Coronavirus has disrupted everyone in one way or another but for 250 unfortunate couples on the Isle of Wight, their marriages or civil partnerships have been put on hold.
When the virus first hit, weddings were restricted to the registrar, bride and groom and two witnesses. However, when lockdown was enforced no marriages or civil partnerships were allowed to take place.
This has meant elaborate dos, simple ceremonies and all the trimmings have been postponed while measures were put in place.
The Isle of Wight Registry Office, run by the Isle of Wight Council, has been assisting couples who have had to put their futures on hold.
A spokesperson for the Isle of Wight Council said: “Ceremonies have not gone ahead because they are not permitted by the government and this remains the case currently.
“During the lockdown period, the Register Office has been liaising with affected couples accordingly, who will have made their own decision whether to rearrange to a later date or to cancel. Most have rearranged to a later date.
“The Register Office has assisted approximately 250 couples since 24 March 2020 whose marriages or civil partnerships have been affected by coronavirus.
“We are currently awaiting the next government announcement.”
A limited service on the Island has resumed for taking notices of intention to marry on Monday (June 15) but only for ceremonies that had been booked in July, August or September this year. The Register Office will be contacting couples directly to book them in, strictly subject to social distancing and hygiene procedures.

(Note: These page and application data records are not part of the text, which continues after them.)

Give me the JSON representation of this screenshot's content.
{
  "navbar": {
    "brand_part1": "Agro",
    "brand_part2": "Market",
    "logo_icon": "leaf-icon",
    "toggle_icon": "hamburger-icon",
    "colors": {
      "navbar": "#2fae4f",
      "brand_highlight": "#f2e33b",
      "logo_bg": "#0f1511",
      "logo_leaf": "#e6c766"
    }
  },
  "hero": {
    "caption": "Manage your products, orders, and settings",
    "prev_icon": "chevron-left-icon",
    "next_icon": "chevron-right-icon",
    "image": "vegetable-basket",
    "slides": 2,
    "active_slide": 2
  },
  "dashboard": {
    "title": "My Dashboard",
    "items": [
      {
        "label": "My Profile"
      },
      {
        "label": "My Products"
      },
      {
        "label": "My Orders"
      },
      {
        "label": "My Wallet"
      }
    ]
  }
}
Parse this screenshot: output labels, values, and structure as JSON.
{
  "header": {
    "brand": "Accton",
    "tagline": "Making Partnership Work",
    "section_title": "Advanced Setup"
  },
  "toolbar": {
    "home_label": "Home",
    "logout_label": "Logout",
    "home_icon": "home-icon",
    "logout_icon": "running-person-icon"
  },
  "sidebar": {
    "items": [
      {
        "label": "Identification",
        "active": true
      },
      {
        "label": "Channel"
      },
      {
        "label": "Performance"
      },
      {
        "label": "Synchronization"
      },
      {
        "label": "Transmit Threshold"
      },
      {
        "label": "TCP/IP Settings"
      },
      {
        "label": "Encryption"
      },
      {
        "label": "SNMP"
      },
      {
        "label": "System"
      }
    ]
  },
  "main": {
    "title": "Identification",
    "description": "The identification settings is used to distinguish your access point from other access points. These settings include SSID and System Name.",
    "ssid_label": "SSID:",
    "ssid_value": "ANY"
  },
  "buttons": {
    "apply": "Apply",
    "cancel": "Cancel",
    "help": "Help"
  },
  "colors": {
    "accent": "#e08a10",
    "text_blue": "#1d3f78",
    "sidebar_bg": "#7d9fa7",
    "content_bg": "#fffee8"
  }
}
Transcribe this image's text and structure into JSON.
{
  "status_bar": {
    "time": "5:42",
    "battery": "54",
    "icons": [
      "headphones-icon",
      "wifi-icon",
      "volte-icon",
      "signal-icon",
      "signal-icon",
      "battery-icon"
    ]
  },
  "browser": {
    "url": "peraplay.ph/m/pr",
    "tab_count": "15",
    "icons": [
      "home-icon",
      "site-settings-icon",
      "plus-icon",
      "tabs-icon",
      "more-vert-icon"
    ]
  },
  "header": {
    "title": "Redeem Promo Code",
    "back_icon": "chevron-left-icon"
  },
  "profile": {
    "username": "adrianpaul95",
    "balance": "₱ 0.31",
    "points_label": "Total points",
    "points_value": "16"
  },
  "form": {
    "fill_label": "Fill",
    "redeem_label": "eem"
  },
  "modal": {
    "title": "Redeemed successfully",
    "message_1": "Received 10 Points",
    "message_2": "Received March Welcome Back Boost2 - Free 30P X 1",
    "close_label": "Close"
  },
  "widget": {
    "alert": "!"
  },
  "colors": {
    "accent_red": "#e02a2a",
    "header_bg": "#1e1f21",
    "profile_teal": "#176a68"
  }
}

Although, the latest update to government guidance has revealed no plans for civil partnerships or marriages to recommence.
On the government’s website it says: “There is no change at this time – you cannot gather in sufficient numbers indoors to enable a wedding ceremony.
“We understand the frustration couples planning a wedding must be feeling at this time.
“We are keeping these restrictions under review and will ease them as soon as it is safe to do so.”
Special exemptions are being made for marriages and civil partnerships to take place, in line with Public Health England’s guidelines, for those who are seriously ill and not expected to recover.